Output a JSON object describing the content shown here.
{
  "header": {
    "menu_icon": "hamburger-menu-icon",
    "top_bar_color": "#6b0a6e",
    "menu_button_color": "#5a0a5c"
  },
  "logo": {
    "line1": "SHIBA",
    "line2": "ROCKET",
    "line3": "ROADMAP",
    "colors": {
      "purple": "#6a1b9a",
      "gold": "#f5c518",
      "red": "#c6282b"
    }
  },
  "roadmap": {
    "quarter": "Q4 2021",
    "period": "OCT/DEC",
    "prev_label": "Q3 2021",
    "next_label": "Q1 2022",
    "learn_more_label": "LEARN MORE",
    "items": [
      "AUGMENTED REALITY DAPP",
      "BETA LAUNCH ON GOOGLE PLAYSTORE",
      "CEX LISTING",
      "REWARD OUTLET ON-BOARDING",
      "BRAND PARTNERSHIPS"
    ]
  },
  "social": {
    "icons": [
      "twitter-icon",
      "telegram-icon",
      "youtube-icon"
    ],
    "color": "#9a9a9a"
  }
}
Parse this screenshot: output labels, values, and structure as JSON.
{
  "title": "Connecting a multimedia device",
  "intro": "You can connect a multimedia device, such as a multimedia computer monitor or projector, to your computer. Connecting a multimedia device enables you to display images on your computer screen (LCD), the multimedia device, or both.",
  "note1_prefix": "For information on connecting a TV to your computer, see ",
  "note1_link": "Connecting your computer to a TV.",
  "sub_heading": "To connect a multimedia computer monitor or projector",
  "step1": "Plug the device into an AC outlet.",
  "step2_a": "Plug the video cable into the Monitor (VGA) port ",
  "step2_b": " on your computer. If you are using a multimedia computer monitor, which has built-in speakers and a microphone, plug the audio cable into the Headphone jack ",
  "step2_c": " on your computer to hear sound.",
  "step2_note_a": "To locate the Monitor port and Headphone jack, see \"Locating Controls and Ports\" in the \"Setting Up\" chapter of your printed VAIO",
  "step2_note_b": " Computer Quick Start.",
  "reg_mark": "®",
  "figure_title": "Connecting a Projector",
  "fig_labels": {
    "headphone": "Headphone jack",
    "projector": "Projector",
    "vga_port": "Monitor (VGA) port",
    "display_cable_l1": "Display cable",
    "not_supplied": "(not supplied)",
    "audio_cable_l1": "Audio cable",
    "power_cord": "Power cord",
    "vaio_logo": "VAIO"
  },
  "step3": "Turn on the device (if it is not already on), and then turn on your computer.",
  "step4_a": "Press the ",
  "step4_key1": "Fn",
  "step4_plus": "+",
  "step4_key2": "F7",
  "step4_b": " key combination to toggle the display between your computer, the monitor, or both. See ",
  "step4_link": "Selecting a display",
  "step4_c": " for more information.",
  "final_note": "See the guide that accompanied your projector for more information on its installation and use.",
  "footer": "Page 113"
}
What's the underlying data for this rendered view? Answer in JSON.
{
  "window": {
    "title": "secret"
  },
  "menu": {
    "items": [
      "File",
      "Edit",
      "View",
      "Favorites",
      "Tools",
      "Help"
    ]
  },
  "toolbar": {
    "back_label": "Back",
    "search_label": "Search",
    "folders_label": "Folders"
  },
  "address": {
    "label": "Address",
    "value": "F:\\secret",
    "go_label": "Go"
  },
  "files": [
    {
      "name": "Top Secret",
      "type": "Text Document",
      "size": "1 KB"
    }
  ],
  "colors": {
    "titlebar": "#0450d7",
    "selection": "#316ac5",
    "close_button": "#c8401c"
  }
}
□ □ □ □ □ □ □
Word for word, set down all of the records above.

Output a JSON object describing the content shown here.
{
  "header": {
    "menu_icon": "hamburger-menu-icon",
    "top_bar_color": "#6b0a6e",
    "menu_button_color": "#5a0a5c"
  },
  "logo": {
    "line1": "SHIBA",
    "line2": "ROCKET",
    "line3": "ROADMAP",
    "colors": {
      "purple": "#6a1b9a",
      "gold": "#f5c518",
      "red": "#c6282b"
    }
  },
  "roadmap": {
    "quarter": "Q4 2021",
    "period": "OCT/DEC",
    "prev_label": "Q3 2021",
    "next_label": "Q1 2022",
    "learn_more_label": "LEARN MORE",
    "items": [
      "AUGMENTED REALITY DAPP",
      "BETA LAUNCH ON GOOGLE PLAYSTORE",
      "CEX LISTING",
      "REWARD OUTLET ON-BOARDING",
      "BRAND PARTNERSHIPS"
    ]
  },
  "social": {
    "icons": [
      "twitter-icon",
      "telegram-icon",
      "youtube-icon"
    ],
    "color": "#9a9a9a"
  }
}
Parse this screenshot: output labels, values, and structure as JSON.
{
  "title": "Connecting a multimedia device",
  "intro": "You can connect a multimedia device, such as a multimedia computer monitor or projector, to your computer. Connecting a multimedia device enables you to display images on your computer screen (LCD), the multimedia device, or both.",
  "note1_prefix": "For information on connecting a TV to your computer, see ",
  "note1_link": "Connecting your computer to a TV.",
  "sub_heading": "To connect a multimedia computer monitor or projector",
  "step1": "Plug the device into an AC outlet.",
  "step2_a": "Plug the video cable into the Monitor (VGA) port ",
  "step2_b": " on your computer. If you are using a multimedia computer monitor, which has built-in speakers and a microphone, plug the audio cable into the Headphone jack ",
  "step2_c": " on your computer to hear sound.",
  "step2_note_a": "To locate the Monitor port and Headphone jack, see \"Locating Controls and Ports\" in the \"Setting Up\" chapter of your printed VAIO",
  "step2_note_b": " Computer Quick Start.",
  "reg_mark": "®",
  "figure_title": "Connecting a Projector",
  "fig_labels": {
    "headphone": "Headphone jack",
    "projector": "Projector",
    "vga_port": "Monitor (VGA) port",
    "display_cable_l1": "Display cable",
    "not_supplied": "(not supplied)",
    "audio_cable_l1": "Audio cable",
    "power_cord": "Power cord",
    "vaio_logo": "VAIO"
  },
  "step3": "Turn on the device (if it is not already on), and then turn on your computer.",
  "step4_a": "Press the ",
  "step4_key1": "Fn",
  "step4_plus": "+",
  "step4_key2": "F7",
  "step4_b": " key combination to toggle the display between your computer, the monitor, or both. See ",
  "step4_link": "Selecting a display",
  "step4_c": " for more information.",
  "final_note": "See the guide that accompanied your projector for more information on its installation and use.",
  "footer": "Page 113"
}
What's the underlying data for this rendered view? Answer in JSON.
{
  "window": {
    "title": "secret"
  },
  "menu": {
    "items": [
      "File",
      "Edit",
      "View",
      "Favorites",
      "Tools",
      "Help"
    ]
  },
  "toolbar": {
    "back_label": "Back",
    "search_label": "Search",
    "folders_label": "Folders"
  },
  "address": {
    "label": "Address",
    "value": "F:\\secret",
    "go_label": "Go"
  },
  "files": [
    {
      "name": "Top Secret",
      "type": "Text Document",
      "size": "1 KB"
    }
  ],
  "colors": {
    "titlebar": "#0450d7",
    "selection": "#316ac5",
    "close_button": "#c8401c"
  }
}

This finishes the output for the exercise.